Start of Records to use

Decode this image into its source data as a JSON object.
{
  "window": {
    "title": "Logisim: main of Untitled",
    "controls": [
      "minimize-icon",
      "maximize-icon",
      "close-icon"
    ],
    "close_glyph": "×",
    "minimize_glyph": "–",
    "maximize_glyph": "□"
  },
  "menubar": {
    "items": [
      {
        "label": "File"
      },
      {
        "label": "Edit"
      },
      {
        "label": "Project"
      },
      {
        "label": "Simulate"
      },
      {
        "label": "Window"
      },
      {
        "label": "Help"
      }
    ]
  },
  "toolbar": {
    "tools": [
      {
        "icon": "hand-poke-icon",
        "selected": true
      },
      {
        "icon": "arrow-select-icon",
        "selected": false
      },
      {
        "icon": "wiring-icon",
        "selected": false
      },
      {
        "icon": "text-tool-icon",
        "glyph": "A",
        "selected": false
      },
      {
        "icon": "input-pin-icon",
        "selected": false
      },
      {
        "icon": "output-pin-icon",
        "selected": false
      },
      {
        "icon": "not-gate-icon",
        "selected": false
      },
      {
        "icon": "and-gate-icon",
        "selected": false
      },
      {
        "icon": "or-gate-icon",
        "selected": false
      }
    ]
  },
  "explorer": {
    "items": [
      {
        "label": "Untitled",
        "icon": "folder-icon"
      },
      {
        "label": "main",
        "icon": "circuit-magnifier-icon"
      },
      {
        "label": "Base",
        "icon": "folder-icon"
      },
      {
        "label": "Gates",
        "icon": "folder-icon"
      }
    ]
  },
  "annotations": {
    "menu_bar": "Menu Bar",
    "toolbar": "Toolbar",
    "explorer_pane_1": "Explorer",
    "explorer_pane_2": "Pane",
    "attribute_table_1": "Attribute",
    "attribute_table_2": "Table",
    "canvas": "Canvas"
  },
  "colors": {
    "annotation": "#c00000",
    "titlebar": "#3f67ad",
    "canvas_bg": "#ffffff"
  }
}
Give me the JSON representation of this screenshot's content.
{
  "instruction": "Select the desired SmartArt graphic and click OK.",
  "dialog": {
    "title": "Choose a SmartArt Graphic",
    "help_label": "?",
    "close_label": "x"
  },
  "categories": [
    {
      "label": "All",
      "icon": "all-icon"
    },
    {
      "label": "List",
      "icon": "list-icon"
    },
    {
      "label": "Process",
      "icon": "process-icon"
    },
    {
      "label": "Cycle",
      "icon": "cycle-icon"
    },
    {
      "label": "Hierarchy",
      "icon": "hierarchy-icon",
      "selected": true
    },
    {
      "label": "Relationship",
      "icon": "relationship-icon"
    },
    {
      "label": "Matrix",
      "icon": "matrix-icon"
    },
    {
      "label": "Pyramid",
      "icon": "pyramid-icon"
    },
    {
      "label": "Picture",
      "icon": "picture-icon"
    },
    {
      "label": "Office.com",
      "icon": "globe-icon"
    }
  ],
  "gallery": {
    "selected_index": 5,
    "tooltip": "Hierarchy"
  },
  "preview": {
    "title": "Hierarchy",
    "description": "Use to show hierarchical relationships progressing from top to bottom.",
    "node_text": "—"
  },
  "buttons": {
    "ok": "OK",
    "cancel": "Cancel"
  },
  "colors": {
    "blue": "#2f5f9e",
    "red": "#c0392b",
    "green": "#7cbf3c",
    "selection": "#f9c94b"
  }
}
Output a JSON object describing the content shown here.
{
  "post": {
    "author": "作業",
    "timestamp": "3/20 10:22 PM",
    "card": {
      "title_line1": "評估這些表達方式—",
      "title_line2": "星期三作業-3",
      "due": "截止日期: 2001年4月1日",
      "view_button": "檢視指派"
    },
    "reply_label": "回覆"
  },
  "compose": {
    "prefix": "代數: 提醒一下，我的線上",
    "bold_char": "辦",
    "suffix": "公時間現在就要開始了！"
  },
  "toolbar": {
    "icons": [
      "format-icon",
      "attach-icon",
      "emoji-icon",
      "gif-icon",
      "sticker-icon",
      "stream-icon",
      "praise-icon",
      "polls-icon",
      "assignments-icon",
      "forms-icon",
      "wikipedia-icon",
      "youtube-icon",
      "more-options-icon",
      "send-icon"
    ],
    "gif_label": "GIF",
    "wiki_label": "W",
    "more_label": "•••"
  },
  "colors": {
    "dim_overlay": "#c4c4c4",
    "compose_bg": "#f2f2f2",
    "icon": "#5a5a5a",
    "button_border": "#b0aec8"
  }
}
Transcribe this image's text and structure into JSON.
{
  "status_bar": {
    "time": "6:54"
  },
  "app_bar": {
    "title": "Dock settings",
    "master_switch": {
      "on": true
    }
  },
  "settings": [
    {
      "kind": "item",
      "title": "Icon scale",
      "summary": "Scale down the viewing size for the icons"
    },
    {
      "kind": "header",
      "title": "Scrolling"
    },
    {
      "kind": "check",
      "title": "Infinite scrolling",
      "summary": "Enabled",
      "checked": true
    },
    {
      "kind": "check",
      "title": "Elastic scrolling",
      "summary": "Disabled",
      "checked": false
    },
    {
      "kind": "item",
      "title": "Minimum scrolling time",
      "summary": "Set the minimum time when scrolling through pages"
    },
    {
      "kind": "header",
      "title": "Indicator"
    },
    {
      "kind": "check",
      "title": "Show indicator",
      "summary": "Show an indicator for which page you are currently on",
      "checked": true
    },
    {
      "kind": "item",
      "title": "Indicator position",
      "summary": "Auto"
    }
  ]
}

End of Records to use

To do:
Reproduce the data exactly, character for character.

Solution for this exercise:
Decode this image into its source data as a JSON object.
{
  "window": {
    "title": "Logisim: main of Untitled",
    "controls": [
      "minimize-icon",
      "maximize-icon",
      "close-icon"
    ],
    "close_glyph": "×",
    "minimize_glyph": "–",
    "maximize_glyph": "□"
  },
  "menubar": {
    "items": [
      {
        "label": "File"
      },
      {
        "label": "Edit"
      },
      {
        "label": "Project"
      },
      {
        "label": "Simulate"
      },
      {
        "label": "Window"
      },
      {
        "label": "Help"
      }
    ]
  },
  "toolbar": {
    "tools": [
      {
        "icon": "hand-poke-icon",
        "selected": true
      },
      {
        "icon": "arrow-select-icon",
        "selected": false
      },
      {
        "icon": "wiring-icon",
        "selected": false
      },
      {
        "icon": "text-tool-icon",
        "glyph": "A",
        "selected": false
      },
      {
        "icon": "input-pin-icon",
        "selected": false
      },
      {
        "icon": "output-pin-icon",
        "selected": false
      },
      {
        "icon": "not-gate-icon",
        "selected": false
      },
      {
        "icon": "and-gate-icon",
        "selected": false
      },
      {
        "icon": "or-gate-icon",
        "selected": false
      }
    ]
  },
  "explorer": {
    "items": [
      {
        "label": "Untitled",
        "icon": "folder-icon"
      },
      {
        "label": "main",
        "icon": "circuit-magnifier-icon"
      },
      {
        "label": "Base",
        "icon": "folder-icon"
      },
      {
        "label": "Gates",
        "icon": "folder-icon"
      }
    ]
  },
  "annotations": {
    "menu_bar": "Menu Bar",
    "toolbar": "Toolbar",
    "explorer_pane_1": "Explorer",
    "explorer_pane_2": "Pane",
    "attribute_table_1": "Attribute",
    "attribute_table_2": "Table",
    "canvas": "Canvas"
  },
  "colors": {
    "annotation": "#c00000",
    "titlebar": "#3f67ad",
    "canvas_bg": "#ffffff"
  }
}
Give me the JSON representation of this screenshot's content.
{
  "instruction": "Select the desired SmartArt graphic and click OK.",
  "dialog": {
    "title": "Choose a SmartArt Graphic",
    "help_label": "?",
    "close_label": "x"
  },
  "categories": [
    {
      "label": "All",
      "icon": "all-icon"
    },
    {
      "label": "List",
      "icon": "list-icon"
    },
    {
      "label": "Process",
      "icon": "process-icon"
    },
    {
      "label": "Cycle",
      "icon": "cycle-icon"
    },
    {
      "label": "Hierarchy",
      "icon": "hierarchy-icon",
      "selected": true
    },
    {
      "label": "Relationship",
      "icon": "relationship-icon"
    },
    {
      "label": "Matrix",
      "icon": "matrix-icon"
    },
    {
      "label": "Pyramid",
      "icon": "pyramid-icon"
    },
    {
      "label": "Picture",
      "icon": "picture-icon"
    },
    {
      "label": "Office.com",
      "icon": "globe-icon"
    }
  ],
  "gallery": {
    "selected_index": 5,
    "tooltip": "Hierarchy"
  },
  "preview": {
    "title": "Hierarchy",
    "description": "Use to show hierarchical relationships progressing from top to bottom.",
    "node_text": "—"
  },
  "buttons": {
    "ok": "OK",
    "cancel": "Cancel"
  },
  "colors": {
    "blue": "#2f5f9e",
    "red": "#c0392b",
    "green": "#7cbf3c",
    "selection": "#f9c94b"
  }
}
Output a JSON object describing the content shown here.
{
  "post": {
    "author": "作業",
    "timestamp": "3/20 10:22 PM",
    "card": {
      "title_line1": "評估這些表達方式—",
      "title_line2": "星期三作業-3",
      "due": "截止日期: 2001年4月1日",
      "view_button": "檢視指派"
    },
    "reply_label": "回覆"
  },
  "compose": {
    "prefix": "代數: 提醒一下，我的線上",
    "bold_char": "辦",
    "suffix": "公時間現在就要開始了！"
  },
  "toolbar": {
    "icons": [
      "format-icon",
      "attach-icon",
      "emoji-icon",
      "gif-icon",
      "sticker-icon",
      "stream-icon",
      "praise-icon",
      "polls-icon",
      "assignments-icon",
      "forms-icon",
      "wikipedia-icon",
      "youtube-icon",
      "more-options-icon",
      "send-icon"
    ],
    "gif_label": "GIF",
    "wiki_label": "W",
    "more_label": "•••"
  },
  "colors": {
    "dim_overlay": "#c4c4c4",
    "compose_bg": "#f2f2f2",
    "icon": "#5a5a5a",
    "button_border": "#b0aec8"
  }
}
Transcribe this image's text and structure into JSON.
{
  "status_bar": {
    "time": "6:54"
  },
  "app_bar": {
    "title": "Dock settings",
    "master_switch": {
      "on": true
    }
  },
  "settings": [
    {
      "kind": "item",
      "title": "Icon scale",
      "summary": "Scale down the viewing size for the icons"
    },
    {
      "kind": "header",
      "title": "Scrolling"
    },
    {
      "kind": "check",
      "title": "Infinite scrolling",
      "summary": "Enabled",
      "checked": true
    },
    {
      "kind": "check",
      "title": "Elastic scrolling",
      "summary": "Disabled",
      "checked": false
    },
    {
      "kind": "item",
      "title": "Minimum scrolling time",
      "summary": "Set the minimum time when scrolling through pages"
    },
    {
      "kind": "header",
      "title": "Indicator"
    },
    {
      "kind": "check",
      "title": "Show indicator",
      "summary": "Show an indicator for which page you are currently on",
      "checked": true
    },
    {
      "kind": "item",
      "title": "Indicator position",
      "summary": "Auto"
    }
  ]
}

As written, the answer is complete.